* _EXERCISE DETAILS_: Go through the entries below. Copy out every line that contains "payout".

* _DATA FOR PROCESSING_:

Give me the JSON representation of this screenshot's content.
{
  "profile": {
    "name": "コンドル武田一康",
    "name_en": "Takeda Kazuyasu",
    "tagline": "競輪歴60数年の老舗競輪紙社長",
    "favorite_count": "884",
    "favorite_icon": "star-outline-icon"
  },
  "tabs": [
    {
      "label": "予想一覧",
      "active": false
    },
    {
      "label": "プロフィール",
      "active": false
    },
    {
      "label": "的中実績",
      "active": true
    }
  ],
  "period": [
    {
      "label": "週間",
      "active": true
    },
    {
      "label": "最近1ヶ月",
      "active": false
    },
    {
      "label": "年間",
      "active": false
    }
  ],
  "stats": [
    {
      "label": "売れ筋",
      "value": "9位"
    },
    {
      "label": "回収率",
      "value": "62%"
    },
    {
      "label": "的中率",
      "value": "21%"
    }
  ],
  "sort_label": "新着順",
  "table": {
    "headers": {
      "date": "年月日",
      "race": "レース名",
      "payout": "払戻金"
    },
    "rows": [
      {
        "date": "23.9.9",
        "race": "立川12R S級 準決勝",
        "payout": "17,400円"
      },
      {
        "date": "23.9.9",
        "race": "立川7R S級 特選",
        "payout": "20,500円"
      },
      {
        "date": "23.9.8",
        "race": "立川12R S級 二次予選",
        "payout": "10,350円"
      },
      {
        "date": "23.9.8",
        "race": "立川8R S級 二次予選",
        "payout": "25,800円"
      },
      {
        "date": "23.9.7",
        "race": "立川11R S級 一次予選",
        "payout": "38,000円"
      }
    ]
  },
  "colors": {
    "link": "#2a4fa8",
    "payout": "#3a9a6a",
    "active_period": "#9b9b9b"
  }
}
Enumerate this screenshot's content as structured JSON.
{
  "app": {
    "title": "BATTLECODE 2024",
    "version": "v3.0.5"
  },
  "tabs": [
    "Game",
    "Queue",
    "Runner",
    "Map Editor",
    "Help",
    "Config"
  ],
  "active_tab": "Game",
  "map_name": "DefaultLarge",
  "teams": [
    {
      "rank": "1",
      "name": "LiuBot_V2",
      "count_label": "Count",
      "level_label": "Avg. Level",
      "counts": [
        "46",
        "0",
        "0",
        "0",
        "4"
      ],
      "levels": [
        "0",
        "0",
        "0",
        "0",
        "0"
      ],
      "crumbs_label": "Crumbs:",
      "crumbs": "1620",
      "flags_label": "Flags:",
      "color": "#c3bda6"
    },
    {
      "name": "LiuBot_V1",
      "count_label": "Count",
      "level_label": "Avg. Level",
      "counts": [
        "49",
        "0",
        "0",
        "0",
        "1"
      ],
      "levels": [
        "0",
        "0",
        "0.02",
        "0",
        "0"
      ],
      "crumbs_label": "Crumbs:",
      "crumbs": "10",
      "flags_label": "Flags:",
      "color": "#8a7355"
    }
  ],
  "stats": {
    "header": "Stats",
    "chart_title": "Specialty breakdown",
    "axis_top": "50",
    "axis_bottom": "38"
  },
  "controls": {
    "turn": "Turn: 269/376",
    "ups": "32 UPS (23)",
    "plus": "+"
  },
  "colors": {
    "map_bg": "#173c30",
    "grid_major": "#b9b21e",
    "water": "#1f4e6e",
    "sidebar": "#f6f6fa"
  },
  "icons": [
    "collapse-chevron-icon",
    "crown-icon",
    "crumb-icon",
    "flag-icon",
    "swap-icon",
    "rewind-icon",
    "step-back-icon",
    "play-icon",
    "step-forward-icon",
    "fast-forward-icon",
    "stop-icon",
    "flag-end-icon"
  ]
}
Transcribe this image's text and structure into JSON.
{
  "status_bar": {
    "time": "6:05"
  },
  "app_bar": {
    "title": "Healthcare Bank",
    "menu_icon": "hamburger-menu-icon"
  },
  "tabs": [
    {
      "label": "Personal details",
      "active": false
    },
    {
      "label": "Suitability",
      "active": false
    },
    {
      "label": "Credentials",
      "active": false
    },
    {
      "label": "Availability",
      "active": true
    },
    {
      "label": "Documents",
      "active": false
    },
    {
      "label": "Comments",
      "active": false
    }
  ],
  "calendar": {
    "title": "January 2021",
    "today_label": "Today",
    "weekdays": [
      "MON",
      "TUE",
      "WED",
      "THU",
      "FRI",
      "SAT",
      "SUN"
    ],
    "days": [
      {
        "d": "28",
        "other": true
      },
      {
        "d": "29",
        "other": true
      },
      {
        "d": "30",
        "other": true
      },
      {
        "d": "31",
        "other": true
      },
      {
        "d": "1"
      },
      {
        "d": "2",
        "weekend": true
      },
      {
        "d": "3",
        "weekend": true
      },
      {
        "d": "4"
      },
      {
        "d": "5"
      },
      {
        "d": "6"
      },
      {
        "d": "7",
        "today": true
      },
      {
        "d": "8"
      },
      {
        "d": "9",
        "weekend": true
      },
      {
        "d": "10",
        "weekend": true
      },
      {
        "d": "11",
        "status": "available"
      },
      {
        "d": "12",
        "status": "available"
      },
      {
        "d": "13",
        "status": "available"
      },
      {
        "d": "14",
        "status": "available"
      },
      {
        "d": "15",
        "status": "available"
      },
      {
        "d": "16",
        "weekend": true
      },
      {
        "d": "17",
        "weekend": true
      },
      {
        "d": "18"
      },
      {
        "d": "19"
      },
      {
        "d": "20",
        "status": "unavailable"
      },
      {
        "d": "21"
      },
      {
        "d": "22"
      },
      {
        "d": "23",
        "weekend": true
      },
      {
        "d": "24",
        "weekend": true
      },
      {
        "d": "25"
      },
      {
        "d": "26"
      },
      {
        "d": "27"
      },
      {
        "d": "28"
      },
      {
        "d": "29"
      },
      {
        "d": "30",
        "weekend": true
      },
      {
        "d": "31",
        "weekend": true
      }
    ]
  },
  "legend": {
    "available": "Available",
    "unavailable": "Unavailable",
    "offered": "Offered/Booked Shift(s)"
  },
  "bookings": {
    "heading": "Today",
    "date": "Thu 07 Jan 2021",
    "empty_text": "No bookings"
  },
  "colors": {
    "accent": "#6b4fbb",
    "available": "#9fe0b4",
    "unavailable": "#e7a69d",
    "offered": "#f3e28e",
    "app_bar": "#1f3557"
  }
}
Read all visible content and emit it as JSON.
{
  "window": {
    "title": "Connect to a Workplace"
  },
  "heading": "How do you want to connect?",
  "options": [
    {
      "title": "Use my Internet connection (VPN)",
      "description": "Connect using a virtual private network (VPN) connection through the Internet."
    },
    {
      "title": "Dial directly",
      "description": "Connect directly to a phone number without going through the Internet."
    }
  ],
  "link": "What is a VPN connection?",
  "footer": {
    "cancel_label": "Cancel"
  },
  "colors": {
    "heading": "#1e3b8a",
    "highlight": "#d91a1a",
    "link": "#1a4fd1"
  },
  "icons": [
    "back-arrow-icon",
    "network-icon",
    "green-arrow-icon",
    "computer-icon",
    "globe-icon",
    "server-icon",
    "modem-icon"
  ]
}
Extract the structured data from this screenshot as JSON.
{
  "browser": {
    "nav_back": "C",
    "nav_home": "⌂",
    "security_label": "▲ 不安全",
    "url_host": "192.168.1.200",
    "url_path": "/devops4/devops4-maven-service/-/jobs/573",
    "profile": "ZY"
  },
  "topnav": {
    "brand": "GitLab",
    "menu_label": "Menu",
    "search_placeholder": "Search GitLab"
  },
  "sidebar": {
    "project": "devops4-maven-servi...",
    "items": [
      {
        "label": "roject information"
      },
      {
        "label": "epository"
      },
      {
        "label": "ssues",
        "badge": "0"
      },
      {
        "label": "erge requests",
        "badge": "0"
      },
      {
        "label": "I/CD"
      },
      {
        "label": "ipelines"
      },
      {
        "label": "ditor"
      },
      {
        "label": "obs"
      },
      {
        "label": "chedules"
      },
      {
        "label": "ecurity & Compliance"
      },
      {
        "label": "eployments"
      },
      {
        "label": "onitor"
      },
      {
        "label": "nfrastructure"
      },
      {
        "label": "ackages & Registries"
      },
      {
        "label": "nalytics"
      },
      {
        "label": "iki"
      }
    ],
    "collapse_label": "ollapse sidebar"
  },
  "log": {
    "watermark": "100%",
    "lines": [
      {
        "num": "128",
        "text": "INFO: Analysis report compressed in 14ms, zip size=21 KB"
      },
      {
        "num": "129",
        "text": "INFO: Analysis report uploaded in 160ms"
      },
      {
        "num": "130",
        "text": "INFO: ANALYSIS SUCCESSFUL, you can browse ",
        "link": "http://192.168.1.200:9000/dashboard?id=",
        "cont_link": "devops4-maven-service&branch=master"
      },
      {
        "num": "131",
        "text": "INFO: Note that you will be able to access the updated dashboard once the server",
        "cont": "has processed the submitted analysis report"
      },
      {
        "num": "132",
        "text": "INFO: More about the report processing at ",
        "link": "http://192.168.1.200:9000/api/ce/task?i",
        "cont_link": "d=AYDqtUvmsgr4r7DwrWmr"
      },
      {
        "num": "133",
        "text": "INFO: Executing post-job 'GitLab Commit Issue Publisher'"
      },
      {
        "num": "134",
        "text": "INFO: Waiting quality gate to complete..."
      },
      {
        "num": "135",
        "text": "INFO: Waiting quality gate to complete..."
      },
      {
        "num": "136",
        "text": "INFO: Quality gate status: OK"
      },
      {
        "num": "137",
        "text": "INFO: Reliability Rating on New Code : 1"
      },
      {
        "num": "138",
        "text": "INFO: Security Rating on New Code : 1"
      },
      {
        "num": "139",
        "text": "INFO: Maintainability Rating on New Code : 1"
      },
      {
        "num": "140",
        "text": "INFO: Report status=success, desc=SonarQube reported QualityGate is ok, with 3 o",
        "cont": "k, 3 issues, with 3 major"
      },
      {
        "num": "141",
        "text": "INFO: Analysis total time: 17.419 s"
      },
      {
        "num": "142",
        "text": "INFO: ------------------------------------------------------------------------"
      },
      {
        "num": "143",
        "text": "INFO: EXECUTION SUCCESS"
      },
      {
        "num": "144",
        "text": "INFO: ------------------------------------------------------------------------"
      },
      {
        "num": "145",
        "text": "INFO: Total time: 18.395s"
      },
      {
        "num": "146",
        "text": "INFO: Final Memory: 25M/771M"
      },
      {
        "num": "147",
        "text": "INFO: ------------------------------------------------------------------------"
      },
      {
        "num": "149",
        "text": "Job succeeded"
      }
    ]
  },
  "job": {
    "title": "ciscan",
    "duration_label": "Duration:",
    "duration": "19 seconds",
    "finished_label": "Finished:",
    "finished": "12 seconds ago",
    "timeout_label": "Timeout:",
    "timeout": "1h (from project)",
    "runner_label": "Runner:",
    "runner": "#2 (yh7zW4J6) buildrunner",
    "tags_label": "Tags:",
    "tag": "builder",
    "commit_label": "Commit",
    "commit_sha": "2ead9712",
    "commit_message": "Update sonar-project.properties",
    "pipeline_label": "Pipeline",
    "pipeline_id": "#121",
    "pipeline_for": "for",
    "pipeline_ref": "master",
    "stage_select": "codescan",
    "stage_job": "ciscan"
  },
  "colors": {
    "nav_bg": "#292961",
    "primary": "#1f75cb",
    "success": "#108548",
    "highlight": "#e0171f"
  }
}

* _ANSWER TO THIS EXERCISE_:
      "payout": "払戻金"
        "payout": "17,400円"
        "payout": "20,500円"
        "payout": "10,350円"
        "payout": "25,800円"
        "payout": "38,000円"
    "payout": "#3a9a6a",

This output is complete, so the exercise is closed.